Thursday, September 9, 2010

The Sioux Falls Courthouse Museum

It was a cool, windy day today and we decided to do some exploring in Sioux Falls. First, we stopped by the actual Falls which is very close to Main Street. The flow over the falls seemed about normal now and was much lower than a few weeks ago as you can see here:

You can see that there is much more water coming over the falls in this shot -- about 5 weeks ago.

Located a short ways from the Falls, is the Courthouse Museum. This was the actual Courthouse for Sioux Falls for about 70 years and was built in about 1890. Notice the rock used in the walls -- this was quarried from the Falls area, as were many of the buildings in this area.

As we walking toward the entrance of the Courthouse, we saw this interesting plaque.
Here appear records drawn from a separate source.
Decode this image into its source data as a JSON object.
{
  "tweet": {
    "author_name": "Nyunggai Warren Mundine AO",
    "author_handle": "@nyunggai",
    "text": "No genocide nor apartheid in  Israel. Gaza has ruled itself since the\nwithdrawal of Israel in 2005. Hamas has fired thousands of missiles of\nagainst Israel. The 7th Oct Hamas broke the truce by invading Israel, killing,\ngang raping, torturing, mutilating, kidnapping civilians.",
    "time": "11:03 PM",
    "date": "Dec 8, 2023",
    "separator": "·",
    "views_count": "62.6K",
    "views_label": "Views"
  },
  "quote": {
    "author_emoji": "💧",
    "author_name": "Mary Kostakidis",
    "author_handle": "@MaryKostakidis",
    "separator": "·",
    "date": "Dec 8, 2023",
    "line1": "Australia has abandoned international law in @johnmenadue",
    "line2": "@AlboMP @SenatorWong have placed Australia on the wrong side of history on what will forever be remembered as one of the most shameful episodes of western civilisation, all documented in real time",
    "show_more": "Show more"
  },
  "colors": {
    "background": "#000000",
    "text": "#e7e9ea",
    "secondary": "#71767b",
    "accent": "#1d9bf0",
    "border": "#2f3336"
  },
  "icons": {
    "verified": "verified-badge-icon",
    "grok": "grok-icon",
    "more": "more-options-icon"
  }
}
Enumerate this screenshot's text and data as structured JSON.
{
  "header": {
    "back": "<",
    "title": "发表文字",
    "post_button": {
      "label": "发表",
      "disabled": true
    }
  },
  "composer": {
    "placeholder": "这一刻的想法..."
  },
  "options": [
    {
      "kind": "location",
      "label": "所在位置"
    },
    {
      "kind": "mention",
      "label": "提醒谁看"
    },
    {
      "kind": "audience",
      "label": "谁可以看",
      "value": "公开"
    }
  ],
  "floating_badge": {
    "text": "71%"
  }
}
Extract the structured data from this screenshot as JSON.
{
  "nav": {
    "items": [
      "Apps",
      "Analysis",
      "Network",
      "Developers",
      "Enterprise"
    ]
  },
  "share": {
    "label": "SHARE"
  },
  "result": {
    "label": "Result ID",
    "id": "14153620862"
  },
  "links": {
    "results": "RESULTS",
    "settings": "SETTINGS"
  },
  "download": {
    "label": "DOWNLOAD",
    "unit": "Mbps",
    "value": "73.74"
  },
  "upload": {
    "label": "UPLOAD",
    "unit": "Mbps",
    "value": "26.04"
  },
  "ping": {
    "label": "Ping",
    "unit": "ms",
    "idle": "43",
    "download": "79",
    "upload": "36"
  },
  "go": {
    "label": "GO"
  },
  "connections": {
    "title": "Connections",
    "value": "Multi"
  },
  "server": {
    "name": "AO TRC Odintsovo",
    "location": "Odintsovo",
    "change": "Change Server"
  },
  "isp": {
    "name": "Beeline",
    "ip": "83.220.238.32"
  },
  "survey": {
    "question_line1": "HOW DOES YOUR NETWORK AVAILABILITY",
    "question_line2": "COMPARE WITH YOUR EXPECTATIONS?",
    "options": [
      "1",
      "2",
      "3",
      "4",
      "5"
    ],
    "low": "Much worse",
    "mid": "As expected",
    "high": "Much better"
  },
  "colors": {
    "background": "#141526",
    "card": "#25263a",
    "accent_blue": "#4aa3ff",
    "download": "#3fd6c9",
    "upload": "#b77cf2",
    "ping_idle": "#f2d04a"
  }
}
Apparently, Thomas Egan was convicted of murdering his wife and hanged, although he protested his innocence. Some 45 years later, his step daughter confessed on her deathbed to killing her mother in a rage and framing Egan. Interestingly, when Egan was hung, it took three times for the hangman to get it right. The first time, the rope broke, the second, a Deputy got in the way, but finally they succeeded in hanging an innocent man.

There are many interesting displays inside the museum that are changed periodically. Naturally, the impact of corn on the area has been profound and we learned that corn shucking contests were very big in the late 1930's. In fact, in 1938, 130,000 people came to watch the "World Series" of Corn husking at a farm just outside of Sioux Falls. Note the hat advertising this event in the photo above.

We also enjoyed the "underwear" display! Orinda is showing all the women's under garments that she is very glad she does not have to wear! There were hoop skirts, corsets and all kinds of items that Rick thought looked like torture.

We also liked the display on the Drive-ins of Sioux Falls. In the 1960's there were many of these in the area -- must have been like American Graffiti!

Look closely at the tree next to Orinda. Notice the steel I-beam that is THROUGH the tree! This beam came from a bridge in Sioux Falls that was destroyed by a strong tornado and while airborne, flew through the tree! WOW!

Finally, most folks likely do not know that the birth of the modern hot air balloon occurred in Sioux Falls at Raven Industries. This display was quite fitting and interesting as it showed the development of the hot air balloon in the 60's and the great improvements since then. Rick and Orinda are ready to go!

This free museum is well worth a stop when you are in the Sioux Falls area.